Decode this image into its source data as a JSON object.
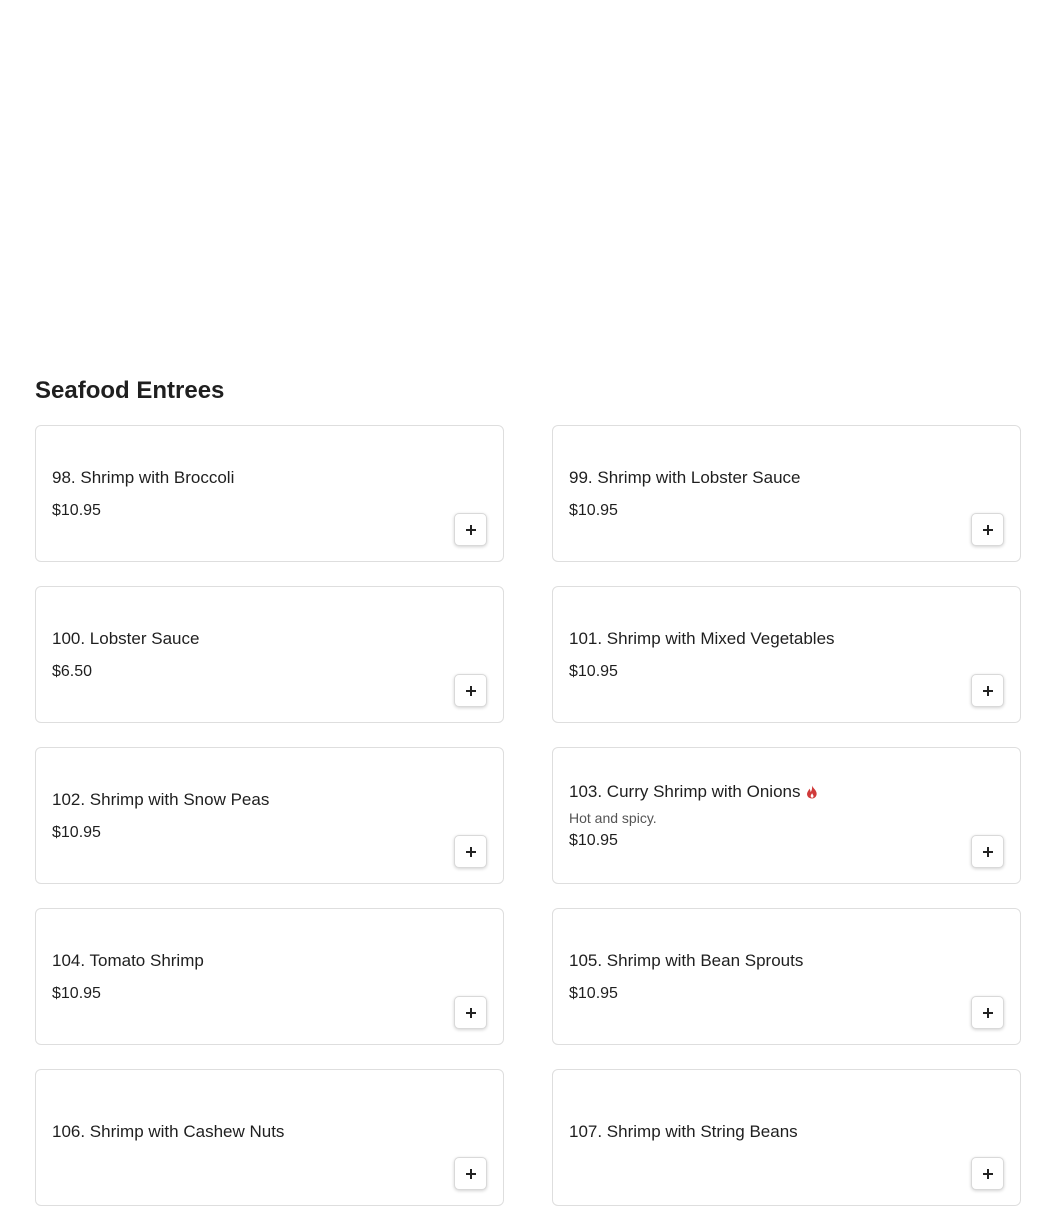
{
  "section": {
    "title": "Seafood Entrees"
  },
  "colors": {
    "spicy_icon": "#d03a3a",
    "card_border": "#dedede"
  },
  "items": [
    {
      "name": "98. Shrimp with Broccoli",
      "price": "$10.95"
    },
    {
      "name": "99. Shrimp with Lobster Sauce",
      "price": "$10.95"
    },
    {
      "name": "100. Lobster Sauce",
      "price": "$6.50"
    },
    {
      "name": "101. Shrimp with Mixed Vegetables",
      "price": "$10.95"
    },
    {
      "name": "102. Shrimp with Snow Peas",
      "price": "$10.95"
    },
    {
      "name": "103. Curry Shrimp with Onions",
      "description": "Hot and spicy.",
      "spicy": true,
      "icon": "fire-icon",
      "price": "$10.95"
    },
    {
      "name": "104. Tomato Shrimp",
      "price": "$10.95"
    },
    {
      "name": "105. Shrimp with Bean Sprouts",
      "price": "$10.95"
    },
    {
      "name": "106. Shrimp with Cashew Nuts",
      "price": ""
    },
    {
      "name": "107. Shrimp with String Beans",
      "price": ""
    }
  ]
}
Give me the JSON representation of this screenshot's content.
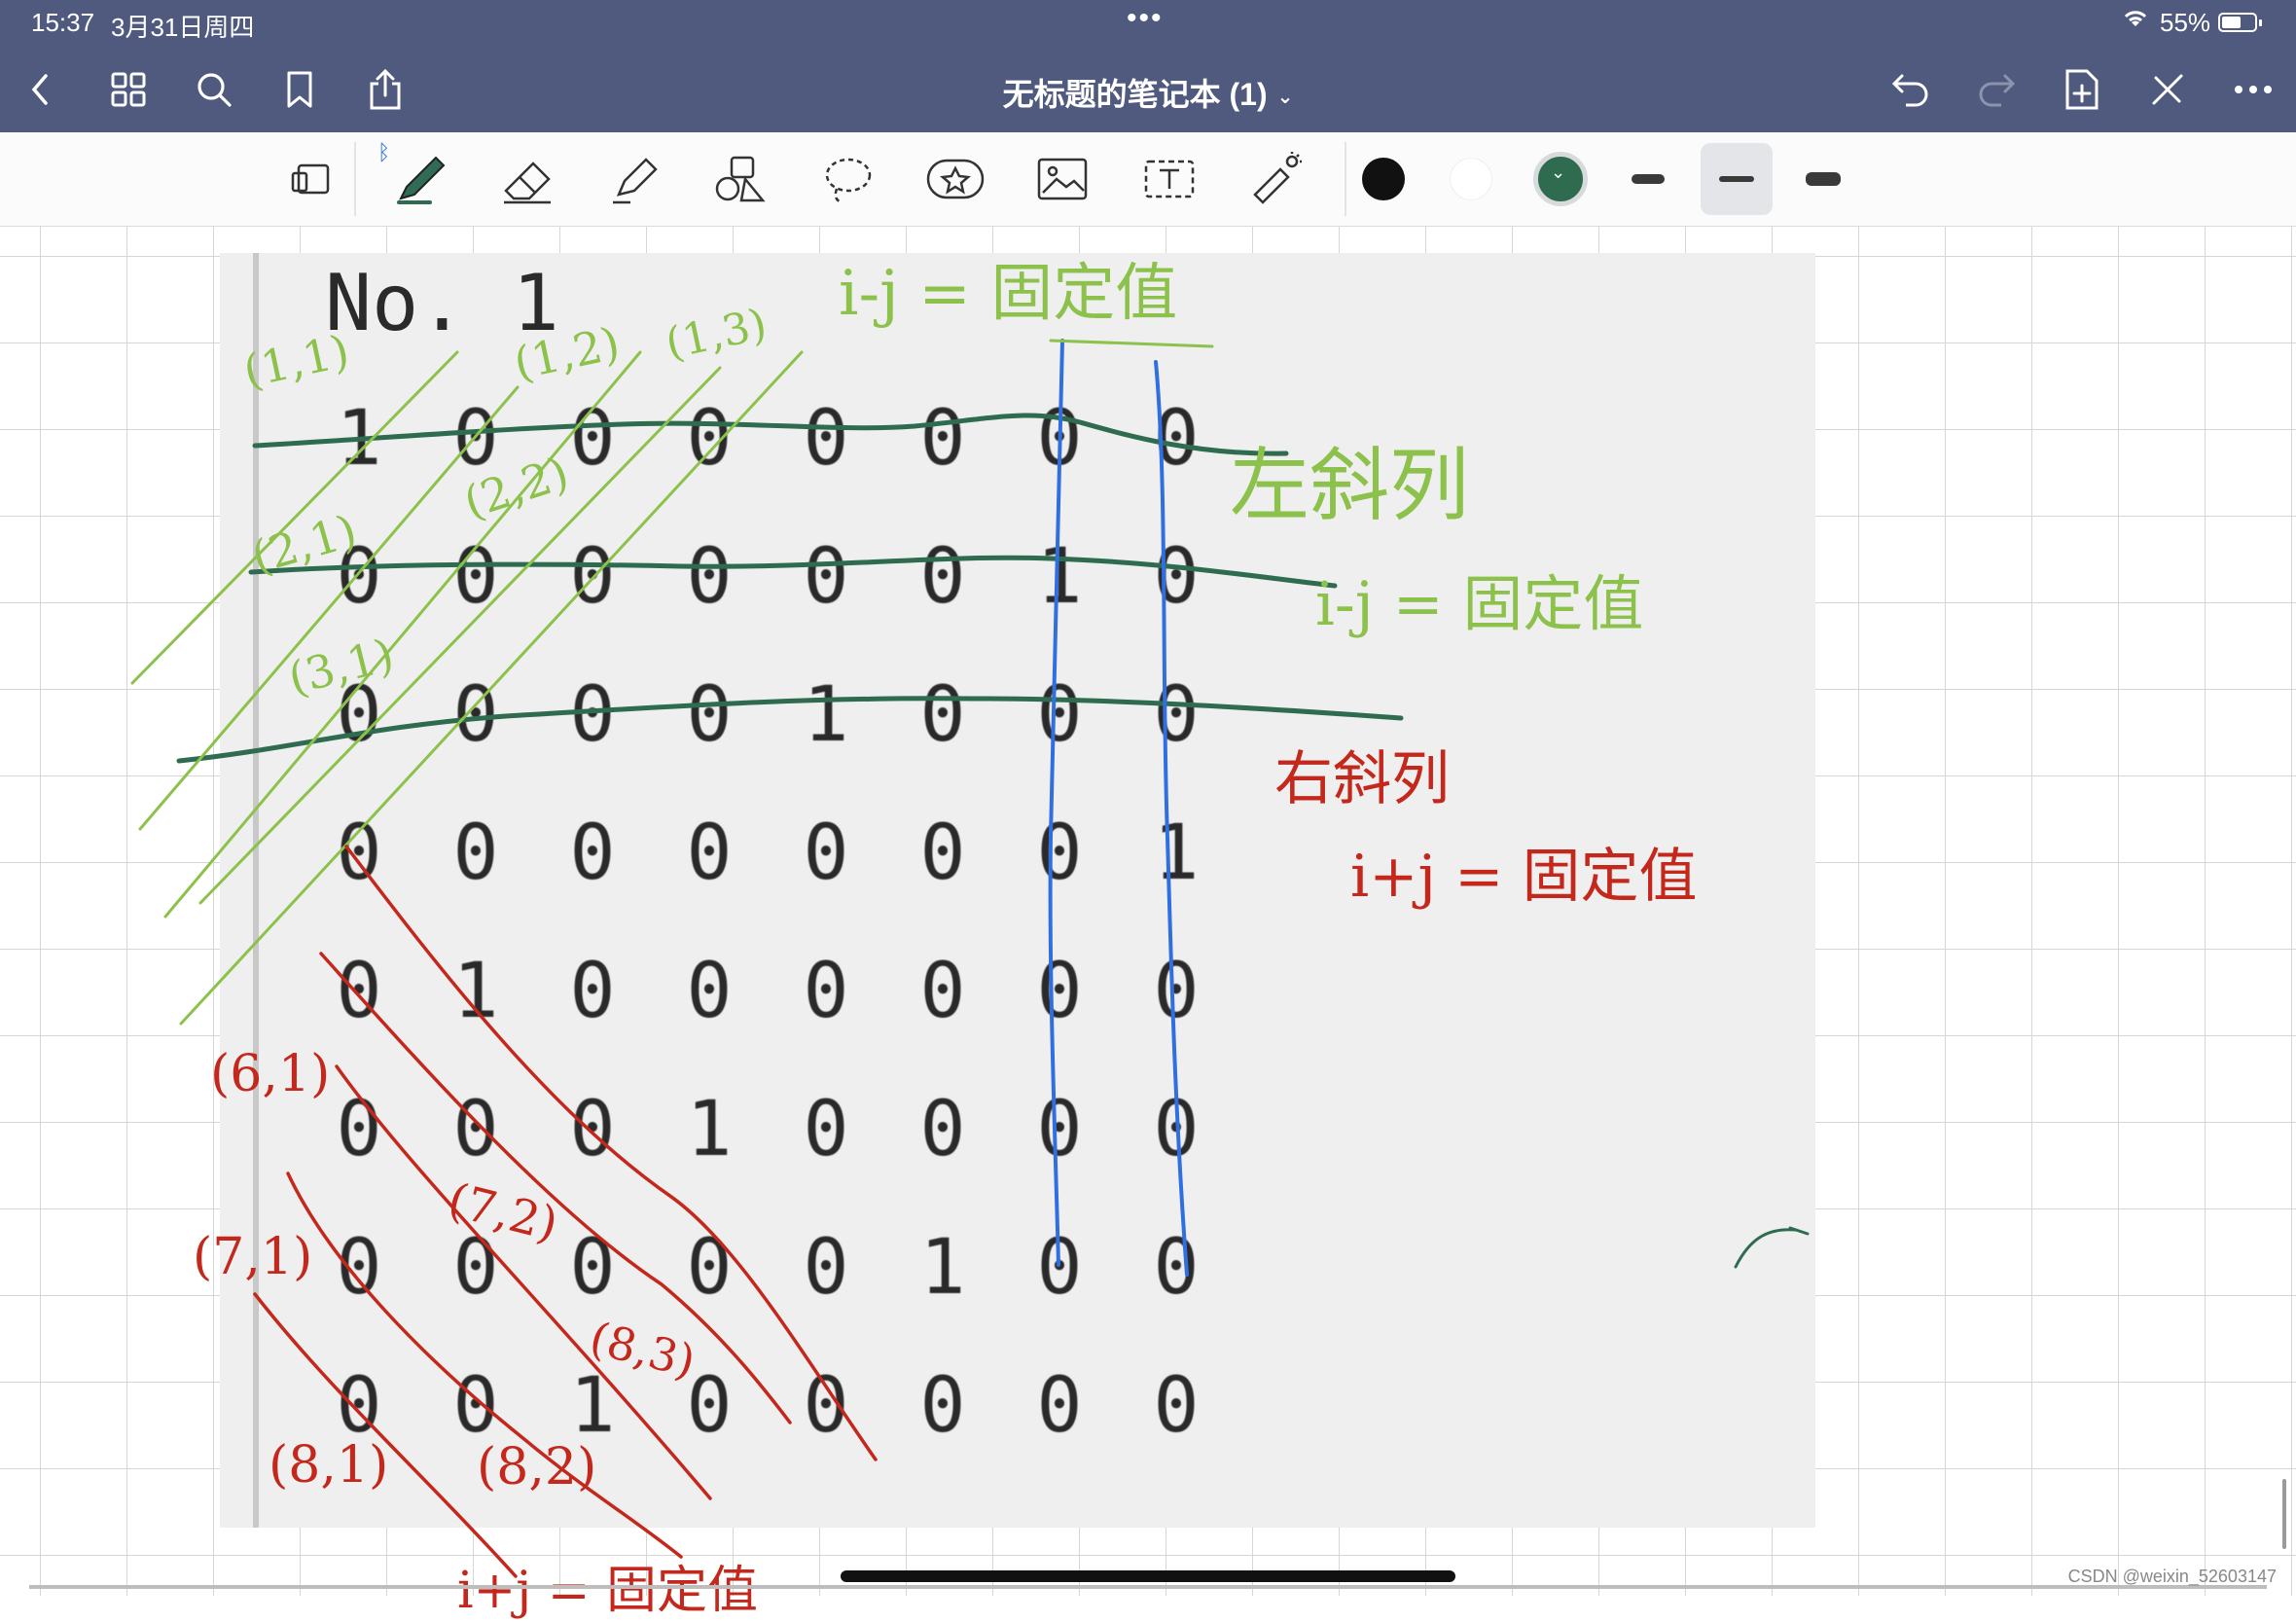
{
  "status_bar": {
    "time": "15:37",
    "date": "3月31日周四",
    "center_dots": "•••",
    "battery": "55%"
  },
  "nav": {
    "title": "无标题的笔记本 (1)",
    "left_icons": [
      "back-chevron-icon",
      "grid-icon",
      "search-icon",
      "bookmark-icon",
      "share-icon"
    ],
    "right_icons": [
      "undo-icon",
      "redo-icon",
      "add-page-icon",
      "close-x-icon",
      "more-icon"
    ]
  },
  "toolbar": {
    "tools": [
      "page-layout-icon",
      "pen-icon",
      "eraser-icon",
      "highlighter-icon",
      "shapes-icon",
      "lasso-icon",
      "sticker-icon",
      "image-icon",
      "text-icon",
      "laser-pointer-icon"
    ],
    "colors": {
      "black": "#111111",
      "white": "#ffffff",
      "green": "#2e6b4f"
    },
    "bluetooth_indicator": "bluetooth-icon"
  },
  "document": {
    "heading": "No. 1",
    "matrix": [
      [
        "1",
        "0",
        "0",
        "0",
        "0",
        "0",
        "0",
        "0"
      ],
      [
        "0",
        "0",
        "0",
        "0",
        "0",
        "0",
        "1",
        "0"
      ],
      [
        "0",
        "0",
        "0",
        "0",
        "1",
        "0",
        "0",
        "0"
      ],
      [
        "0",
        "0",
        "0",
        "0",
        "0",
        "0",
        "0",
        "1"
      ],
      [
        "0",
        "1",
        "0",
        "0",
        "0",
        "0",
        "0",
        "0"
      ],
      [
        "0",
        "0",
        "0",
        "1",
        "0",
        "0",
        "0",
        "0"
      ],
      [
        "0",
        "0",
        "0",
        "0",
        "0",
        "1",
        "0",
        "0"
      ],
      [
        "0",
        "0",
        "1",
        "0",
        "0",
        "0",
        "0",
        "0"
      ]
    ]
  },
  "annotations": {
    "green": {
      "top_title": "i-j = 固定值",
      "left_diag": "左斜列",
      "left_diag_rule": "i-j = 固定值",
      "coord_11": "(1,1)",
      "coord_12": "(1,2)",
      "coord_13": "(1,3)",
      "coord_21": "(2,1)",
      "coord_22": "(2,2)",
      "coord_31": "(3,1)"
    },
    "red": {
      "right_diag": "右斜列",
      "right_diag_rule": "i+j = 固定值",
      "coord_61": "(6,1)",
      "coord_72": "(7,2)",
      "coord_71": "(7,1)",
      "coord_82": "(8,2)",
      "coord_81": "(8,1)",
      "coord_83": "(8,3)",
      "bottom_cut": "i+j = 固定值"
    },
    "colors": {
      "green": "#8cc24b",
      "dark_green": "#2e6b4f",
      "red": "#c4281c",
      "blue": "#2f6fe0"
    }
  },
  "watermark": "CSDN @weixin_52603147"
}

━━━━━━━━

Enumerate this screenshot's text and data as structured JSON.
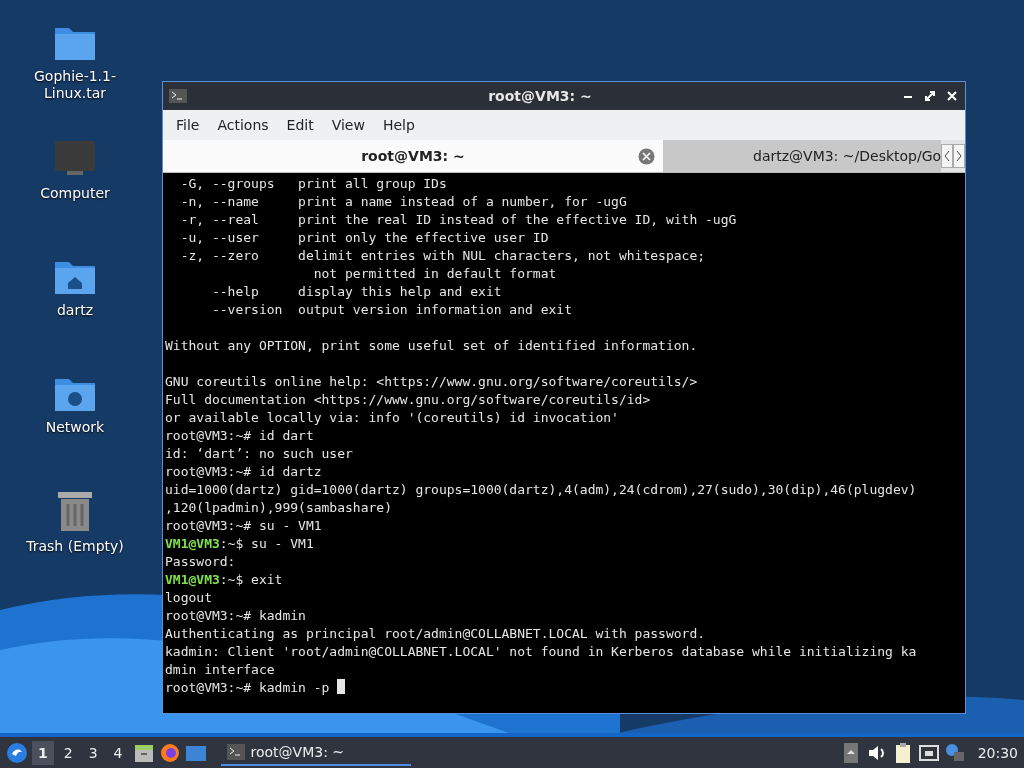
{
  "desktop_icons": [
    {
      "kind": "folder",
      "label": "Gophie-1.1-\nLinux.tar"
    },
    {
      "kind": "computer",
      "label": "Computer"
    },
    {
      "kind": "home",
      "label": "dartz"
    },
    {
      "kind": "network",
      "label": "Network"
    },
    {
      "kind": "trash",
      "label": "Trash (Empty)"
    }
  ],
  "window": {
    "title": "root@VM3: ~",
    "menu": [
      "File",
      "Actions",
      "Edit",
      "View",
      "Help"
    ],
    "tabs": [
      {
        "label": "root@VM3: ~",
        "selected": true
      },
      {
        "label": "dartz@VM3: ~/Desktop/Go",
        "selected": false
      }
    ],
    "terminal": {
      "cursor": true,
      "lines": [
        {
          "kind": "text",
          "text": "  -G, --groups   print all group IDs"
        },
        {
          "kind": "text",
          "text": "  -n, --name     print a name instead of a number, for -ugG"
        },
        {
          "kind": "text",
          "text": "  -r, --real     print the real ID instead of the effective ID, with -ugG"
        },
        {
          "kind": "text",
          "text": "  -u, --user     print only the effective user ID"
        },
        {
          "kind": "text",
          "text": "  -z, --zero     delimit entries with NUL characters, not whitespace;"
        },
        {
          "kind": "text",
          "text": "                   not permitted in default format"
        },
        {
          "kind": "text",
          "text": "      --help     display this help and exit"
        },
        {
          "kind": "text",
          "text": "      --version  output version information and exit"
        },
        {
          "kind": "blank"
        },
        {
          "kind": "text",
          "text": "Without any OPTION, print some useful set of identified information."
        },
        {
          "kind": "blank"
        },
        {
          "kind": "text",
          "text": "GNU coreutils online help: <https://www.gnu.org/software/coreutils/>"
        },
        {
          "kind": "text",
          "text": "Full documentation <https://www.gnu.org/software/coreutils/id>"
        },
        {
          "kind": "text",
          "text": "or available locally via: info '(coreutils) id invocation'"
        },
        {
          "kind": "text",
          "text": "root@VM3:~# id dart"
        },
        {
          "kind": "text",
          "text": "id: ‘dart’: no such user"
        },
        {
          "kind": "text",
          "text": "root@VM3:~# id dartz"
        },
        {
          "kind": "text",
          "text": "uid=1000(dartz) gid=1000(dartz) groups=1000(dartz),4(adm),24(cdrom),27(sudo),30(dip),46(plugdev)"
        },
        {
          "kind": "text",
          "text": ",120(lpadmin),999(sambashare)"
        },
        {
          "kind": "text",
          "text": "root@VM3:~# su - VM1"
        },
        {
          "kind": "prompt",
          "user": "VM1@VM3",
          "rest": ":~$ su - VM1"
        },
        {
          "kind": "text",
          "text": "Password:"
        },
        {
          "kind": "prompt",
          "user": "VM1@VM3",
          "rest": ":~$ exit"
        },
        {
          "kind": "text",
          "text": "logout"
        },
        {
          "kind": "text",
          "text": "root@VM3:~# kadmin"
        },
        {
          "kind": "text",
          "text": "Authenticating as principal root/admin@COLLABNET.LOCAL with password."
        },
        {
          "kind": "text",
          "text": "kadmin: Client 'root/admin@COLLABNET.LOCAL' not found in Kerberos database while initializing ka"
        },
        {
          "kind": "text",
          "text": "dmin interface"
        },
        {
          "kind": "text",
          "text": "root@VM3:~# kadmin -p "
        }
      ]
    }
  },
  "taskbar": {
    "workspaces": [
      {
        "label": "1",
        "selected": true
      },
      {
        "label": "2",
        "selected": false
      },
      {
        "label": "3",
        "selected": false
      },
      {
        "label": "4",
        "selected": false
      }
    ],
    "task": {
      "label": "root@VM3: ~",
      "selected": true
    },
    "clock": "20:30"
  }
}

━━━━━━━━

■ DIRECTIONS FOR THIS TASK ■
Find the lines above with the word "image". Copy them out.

■ EXERCISE RESULT ■
Decode this image into its source data as a JSON object.
      "image-icon",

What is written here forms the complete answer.